*** DATA RECORDS Section Begins ***
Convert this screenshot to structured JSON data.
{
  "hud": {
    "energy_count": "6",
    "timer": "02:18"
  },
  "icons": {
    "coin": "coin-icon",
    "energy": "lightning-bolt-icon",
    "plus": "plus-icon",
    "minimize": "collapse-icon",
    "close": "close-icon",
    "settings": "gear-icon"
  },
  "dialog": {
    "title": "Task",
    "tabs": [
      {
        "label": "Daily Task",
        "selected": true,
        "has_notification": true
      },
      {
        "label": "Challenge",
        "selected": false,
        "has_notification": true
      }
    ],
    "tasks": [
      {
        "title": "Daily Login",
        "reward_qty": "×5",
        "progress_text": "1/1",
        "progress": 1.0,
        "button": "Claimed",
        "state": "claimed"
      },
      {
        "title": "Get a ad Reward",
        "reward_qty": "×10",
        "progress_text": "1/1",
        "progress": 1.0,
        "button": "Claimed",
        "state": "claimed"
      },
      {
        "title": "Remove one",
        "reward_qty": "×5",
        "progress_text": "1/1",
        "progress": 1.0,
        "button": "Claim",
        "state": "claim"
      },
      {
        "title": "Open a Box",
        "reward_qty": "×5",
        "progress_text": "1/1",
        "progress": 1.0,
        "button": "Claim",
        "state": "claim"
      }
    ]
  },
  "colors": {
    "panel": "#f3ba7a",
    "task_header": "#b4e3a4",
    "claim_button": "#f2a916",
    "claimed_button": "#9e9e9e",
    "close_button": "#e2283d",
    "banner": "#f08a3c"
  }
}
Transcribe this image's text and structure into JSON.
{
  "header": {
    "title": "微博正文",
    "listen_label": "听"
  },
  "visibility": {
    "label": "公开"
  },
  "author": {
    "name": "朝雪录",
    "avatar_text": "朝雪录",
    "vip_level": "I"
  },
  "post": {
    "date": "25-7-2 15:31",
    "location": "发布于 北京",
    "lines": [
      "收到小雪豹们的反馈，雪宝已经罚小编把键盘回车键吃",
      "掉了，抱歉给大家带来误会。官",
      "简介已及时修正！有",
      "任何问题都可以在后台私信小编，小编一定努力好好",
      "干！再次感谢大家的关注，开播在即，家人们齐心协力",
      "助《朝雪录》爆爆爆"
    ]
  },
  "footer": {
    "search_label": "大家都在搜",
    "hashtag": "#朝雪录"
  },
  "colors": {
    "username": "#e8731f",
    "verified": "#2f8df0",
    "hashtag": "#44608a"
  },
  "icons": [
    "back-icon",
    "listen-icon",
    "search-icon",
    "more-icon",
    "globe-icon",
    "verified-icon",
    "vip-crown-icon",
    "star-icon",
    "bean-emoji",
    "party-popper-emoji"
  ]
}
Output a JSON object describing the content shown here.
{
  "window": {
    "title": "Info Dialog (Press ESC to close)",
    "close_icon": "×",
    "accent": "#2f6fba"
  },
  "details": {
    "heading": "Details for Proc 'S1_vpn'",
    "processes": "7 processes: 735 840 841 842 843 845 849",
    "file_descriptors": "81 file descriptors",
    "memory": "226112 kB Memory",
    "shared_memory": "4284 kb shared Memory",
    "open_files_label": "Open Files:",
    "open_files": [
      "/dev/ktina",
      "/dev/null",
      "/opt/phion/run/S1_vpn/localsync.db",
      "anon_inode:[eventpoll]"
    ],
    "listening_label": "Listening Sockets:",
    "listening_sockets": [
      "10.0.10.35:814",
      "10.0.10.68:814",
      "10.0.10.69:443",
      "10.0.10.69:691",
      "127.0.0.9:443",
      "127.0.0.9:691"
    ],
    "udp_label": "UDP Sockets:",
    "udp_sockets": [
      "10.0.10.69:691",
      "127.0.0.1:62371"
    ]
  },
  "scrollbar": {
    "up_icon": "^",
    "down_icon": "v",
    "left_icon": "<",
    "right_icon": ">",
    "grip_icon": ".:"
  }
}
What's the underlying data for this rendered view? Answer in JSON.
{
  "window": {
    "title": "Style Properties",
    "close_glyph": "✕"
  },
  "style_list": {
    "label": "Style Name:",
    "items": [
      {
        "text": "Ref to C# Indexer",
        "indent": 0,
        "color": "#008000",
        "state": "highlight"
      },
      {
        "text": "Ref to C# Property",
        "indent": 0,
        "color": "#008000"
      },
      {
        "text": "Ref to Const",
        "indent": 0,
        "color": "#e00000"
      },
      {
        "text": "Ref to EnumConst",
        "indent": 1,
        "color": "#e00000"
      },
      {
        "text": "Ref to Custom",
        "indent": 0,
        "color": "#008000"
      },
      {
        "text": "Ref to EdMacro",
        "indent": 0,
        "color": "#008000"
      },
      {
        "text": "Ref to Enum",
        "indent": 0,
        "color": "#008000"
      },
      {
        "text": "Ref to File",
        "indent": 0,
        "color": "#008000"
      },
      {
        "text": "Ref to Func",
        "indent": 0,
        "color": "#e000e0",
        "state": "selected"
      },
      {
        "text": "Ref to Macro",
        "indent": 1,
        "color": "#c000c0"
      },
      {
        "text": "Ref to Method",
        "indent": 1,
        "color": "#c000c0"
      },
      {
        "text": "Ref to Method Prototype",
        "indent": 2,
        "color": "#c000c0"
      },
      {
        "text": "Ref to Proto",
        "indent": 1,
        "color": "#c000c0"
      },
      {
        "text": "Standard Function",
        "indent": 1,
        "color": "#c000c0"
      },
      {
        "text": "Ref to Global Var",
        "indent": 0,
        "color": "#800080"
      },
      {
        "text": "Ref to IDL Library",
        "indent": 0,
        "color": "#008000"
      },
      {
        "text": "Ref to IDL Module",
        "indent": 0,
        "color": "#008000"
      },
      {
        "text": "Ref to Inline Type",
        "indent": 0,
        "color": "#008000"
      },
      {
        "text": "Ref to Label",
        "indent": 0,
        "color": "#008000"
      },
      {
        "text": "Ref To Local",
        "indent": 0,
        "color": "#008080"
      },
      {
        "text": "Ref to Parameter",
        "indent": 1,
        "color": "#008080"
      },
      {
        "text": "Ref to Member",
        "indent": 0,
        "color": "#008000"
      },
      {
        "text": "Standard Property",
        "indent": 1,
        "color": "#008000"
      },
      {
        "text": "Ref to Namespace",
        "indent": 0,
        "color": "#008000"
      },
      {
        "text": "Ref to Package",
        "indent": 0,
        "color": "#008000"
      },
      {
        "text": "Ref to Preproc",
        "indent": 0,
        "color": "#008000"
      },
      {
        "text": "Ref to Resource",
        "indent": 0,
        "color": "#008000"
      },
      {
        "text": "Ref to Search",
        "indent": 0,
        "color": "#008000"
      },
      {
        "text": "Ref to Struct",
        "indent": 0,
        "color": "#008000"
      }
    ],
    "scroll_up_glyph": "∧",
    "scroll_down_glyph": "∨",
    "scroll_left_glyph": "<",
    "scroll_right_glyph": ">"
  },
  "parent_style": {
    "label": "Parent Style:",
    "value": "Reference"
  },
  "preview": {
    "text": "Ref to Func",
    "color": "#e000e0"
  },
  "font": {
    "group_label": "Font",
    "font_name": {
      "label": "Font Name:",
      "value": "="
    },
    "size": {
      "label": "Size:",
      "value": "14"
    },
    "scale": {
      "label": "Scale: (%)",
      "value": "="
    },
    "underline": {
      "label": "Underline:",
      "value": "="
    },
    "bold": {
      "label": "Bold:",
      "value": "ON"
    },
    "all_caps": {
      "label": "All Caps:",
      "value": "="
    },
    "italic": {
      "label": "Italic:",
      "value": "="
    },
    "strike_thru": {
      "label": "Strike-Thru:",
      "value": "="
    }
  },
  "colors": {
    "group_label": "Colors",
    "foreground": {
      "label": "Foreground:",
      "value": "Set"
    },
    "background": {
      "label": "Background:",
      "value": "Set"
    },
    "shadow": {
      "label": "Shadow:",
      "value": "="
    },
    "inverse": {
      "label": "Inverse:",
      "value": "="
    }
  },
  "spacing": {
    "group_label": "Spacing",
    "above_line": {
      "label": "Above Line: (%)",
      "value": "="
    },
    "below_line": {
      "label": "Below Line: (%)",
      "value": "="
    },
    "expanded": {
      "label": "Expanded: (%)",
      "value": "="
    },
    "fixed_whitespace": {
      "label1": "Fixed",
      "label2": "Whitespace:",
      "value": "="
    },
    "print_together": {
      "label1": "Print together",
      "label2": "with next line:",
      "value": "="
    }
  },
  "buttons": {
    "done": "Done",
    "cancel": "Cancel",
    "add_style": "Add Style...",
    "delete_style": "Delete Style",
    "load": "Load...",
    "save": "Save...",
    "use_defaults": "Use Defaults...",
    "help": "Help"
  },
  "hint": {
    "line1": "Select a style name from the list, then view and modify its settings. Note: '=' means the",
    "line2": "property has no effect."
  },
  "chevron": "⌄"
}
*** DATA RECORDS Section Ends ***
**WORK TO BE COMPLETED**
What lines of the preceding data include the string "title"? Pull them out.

**TASK RESPONSE**
    "title": "Task",
        "title": "Daily Login",
        "title": "Get a ad Reward",
        "title": "Remove one",
        "title": "Open a Box",
    "title": "微博正文",
    "title": "Info Dialog (Press ESC to close)",
    "title": "Style Properties",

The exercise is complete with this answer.